• _Requirement_:
When a line below contains the string "JSON", show that line.

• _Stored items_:

Segment Open

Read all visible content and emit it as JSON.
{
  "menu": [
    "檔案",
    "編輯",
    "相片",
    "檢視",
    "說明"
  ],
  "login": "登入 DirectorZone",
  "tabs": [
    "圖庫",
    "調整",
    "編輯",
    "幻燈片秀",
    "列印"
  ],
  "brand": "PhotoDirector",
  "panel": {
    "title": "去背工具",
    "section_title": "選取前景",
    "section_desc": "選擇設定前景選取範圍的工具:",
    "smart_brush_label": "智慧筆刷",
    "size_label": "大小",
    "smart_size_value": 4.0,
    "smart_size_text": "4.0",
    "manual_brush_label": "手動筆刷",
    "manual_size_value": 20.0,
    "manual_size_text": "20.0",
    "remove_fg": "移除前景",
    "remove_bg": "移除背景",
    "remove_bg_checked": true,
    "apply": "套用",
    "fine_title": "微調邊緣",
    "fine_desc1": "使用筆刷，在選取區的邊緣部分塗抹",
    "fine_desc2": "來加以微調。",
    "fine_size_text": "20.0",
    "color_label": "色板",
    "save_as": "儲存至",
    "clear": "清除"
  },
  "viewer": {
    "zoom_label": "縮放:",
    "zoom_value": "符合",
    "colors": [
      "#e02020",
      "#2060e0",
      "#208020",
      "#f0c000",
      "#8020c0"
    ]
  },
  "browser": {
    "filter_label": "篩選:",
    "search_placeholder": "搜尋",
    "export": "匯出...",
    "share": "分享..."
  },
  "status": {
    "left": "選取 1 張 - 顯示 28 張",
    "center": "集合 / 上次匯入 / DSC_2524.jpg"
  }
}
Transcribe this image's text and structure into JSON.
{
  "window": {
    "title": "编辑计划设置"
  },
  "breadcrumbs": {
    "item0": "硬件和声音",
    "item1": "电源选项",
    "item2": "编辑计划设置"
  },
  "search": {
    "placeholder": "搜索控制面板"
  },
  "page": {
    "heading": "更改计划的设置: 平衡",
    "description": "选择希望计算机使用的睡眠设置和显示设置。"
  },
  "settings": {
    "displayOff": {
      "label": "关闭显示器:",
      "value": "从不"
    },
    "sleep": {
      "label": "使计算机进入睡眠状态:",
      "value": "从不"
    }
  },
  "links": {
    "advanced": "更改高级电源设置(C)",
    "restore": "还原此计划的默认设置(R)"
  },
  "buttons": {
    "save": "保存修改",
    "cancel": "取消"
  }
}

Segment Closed

• _Exercise solution_:
Read all visible content and emit it as JSON.
Transcribe this image's text and structure into JSON.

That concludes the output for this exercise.